The Emilia-Romagna region has several historic towns which make interesting day trips within reach of Rimini. Ravenna, Ferrara and Bologna all have lots of art, architecture and sights to enjoy as well as attractive squares where you can sit and enjoy a very different atmosphere to Rimini - or to seaside Rimini, anyway. Rimini is well-placed for exploring this stretch of the Adriatic Coast, and I found it a good base for a varied holiday. As well as the other purpose-built beach resorts, travellers can head south into the region of Le Marche, where there are still more villages and hills to explore. I visited seaside Pesaro (half an hour away by train) and famous Urbino in a combined day trip, since the bus for Urbino leaves from Pesaro. For comfortable exploring I'd allow a day each for the towns, though. Rimini is also the best base for visiting the independent Republic of San Marino: a bus service runs throughout the day between the two towns; the journey takes 45 minutes. In the summer holiday season there are additional bus services designed for day-trippers: for example to the historic castle and town of San Leo, and a direct service to Urbino. Other nearby towns can be visited using normal public bus services, including Verucchio, which has an important archaeological museum. The tourist information office in Rimini produces interesting leaflets and even books in English detailing sights in the surrounding province; it's a good first stop for planning your travels. Naturally they also stock pamphlets advertising all those attractions designed for summer trippers and families, of which there are many in the area: theme parks, water parks and so on.
Rimini Travel & Transport
Rimini has its own airport, the Aeroporto Internazionale Federico Fellinio di Rimini-San Marino. Both Ryanair and Easyjet operate budget flights to the airport from the UK. It is only just outside the centre of town at Miramare, one of the stretches of seaside suburb. It has a tourist information office, and an urban bus service, the number 9, connects the airport with Rimini railway station.
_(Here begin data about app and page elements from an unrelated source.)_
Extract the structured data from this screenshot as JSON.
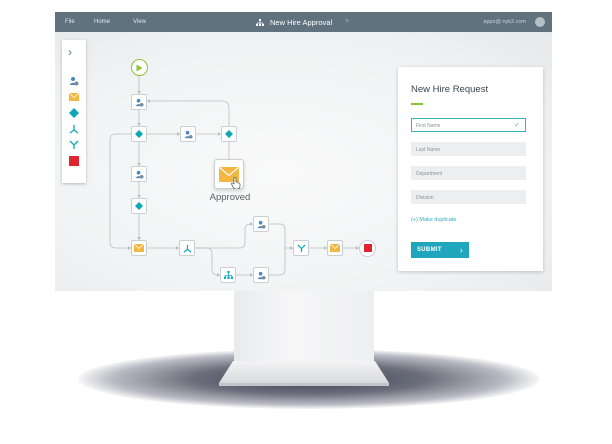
{
  "menu": {
    "file": "File",
    "home": "Home",
    "view": "View"
  },
  "workflow_title": "New Hire Approval",
  "close_glyph": "×",
  "user_email": "apps@ nyk2.com",
  "canvas": {
    "approved_label": "Approved"
  },
  "form": {
    "title": "New Hire Request",
    "fields": [
      "First Name",
      "Last Name",
      "Department",
      "Division"
    ],
    "make_duplicate": "(+) Make duplicate",
    "submit_label": "SUBMIT"
  },
  "colors": {
    "titlebar": "#60727d",
    "accent": "#1fa6bd",
    "diamond": "#0fa6b8",
    "mail": "#f3b640",
    "stop": "#e0242f",
    "start": "#8cc23a",
    "user": "#4a86c5"
  }
}
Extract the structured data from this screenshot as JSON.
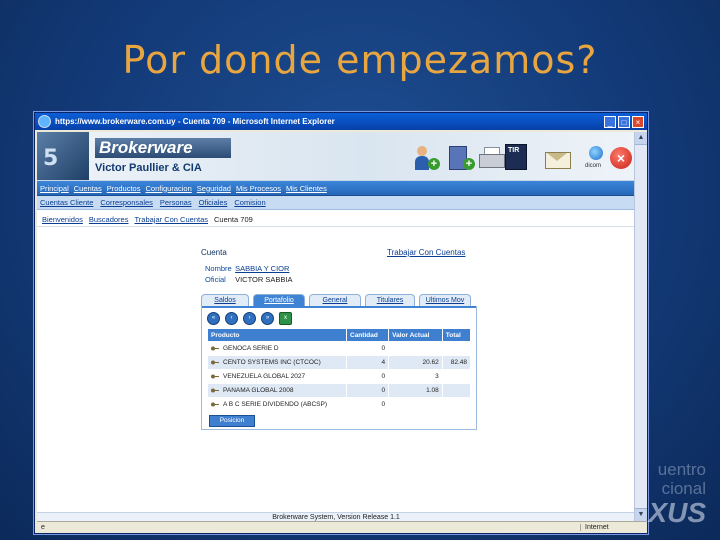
{
  "slide": {
    "title": "Por donde empezamos?",
    "brand_line1": "uentro",
    "brand_line2": "cional",
    "brand_line3": "XUS"
  },
  "browser": {
    "title": "https://www.brokerware.com.uy - Cuenta 709 - Microsoft Internet Explorer",
    "status_zone": "Internet"
  },
  "app": {
    "brand": "Brokerware",
    "company": "Victor Paullier & CIA",
    "icons": [
      "add-user-icon",
      "add-book-icon",
      "printer-icon",
      "tir-calculator-icon",
      "mail-icon",
      "globe-icon",
      "exit-icon"
    ],
    "tir_label": "TIR",
    "globe_label": "dicom"
  },
  "menu_main": [
    "Principal",
    "Cuentas",
    "Productos",
    "Configuracion",
    "Seguridad",
    "Mis Procesos",
    "Mis Clientes"
  ],
  "menu_sub": [
    "Cuentas Cliente",
    "Corresponsales",
    "Personas",
    "Oficiales",
    "Comision"
  ],
  "breadcrumb": {
    "items": [
      "Bienvenidos",
      "Buscadores",
      "Trabajar Con Cuentas"
    ],
    "current": "Cuenta 709"
  },
  "account": {
    "section_title": "Cuenta",
    "action_link": "Trabajar Con Cuentas",
    "name_label": "Nombre",
    "name_value": "SABBIA Y CIOR",
    "officer_label": "Oficial",
    "officer_value": "VICTOR SABBIA"
  },
  "tabs": [
    "Saldos",
    "Portafolio",
    "General",
    "Titulares",
    "Ultimos Mov"
  ],
  "active_tab": "Portafolio",
  "table": {
    "headers": [
      "Producto",
      "Cantidad",
      "Valor Actual",
      "Total"
    ],
    "rows": [
      [
        "GENOCA SERIE D",
        "0",
        "",
        ""
      ],
      [
        "CENTO SYSTEMS INC (CTCOC)",
        "4",
        "20.62",
        "82.48"
      ],
      [
        "VENEZUELA GLOBAL 2027",
        "0",
        "3",
        ""
      ],
      [
        "PANAMA GLOBAL 2008",
        "0",
        "1.08",
        ""
      ],
      [
        "A B C SERIE DIVIDENDO (ABCSP)",
        "0",
        "",
        ""
      ]
    ]
  },
  "buttons": {
    "action": "Posicion"
  },
  "footer": "Brokerware System, Version Release 1.1"
}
Rimini is on a railway line which links Bologna with Ancona, further down the Adriatic coast. A good number of trains stop here; connections with other major Italian destinations are generally via Bologna. If you are planning a journey to or from Rimini by train, be aware that different categories of train stop here; some are faster but cost a lot more than others. You will need to buy the right ticket for the particular train you plan to catch. As well as the main Rimini station, some trains also stop at little stations further along Rimini's built-up coastline, at Rimini Miramare and at Riccione.
The other seaside resorts nearby are on the same railway line, making it easy to visit the rest of the coast. Buses also serve the surrounding area; urban buses run the length of the built-up area as far south as Riccione, and other services head into the inland region. There are several buses a day running to the Republic of San Marino, a 45-minute trip, and in summer there are also direct buses to other towns of interest like San Leo and Urbino. Out of season you will need to rely on regular public transport. To reach Urbino, take a train to Pesaro and then catch a bus outside the railway station.
Within Rimini, bus services are run by a company called AM. There is a ticket and information kiosk outside the railway station. Services are efficient and tickets are cheap. Within the historic centre it is easy to get around on foot, but the seaside areas spread a long way, and are quite boring to walk through, so hopping on a bus is often a good option. Stops are labelled with numbers which is very helpful for travellers. A town map available from the tourist office shows bus routes and stops. It is generally worth buying a period bus ticket - for example a 3-day ticket at the time of writing costs just €5.50.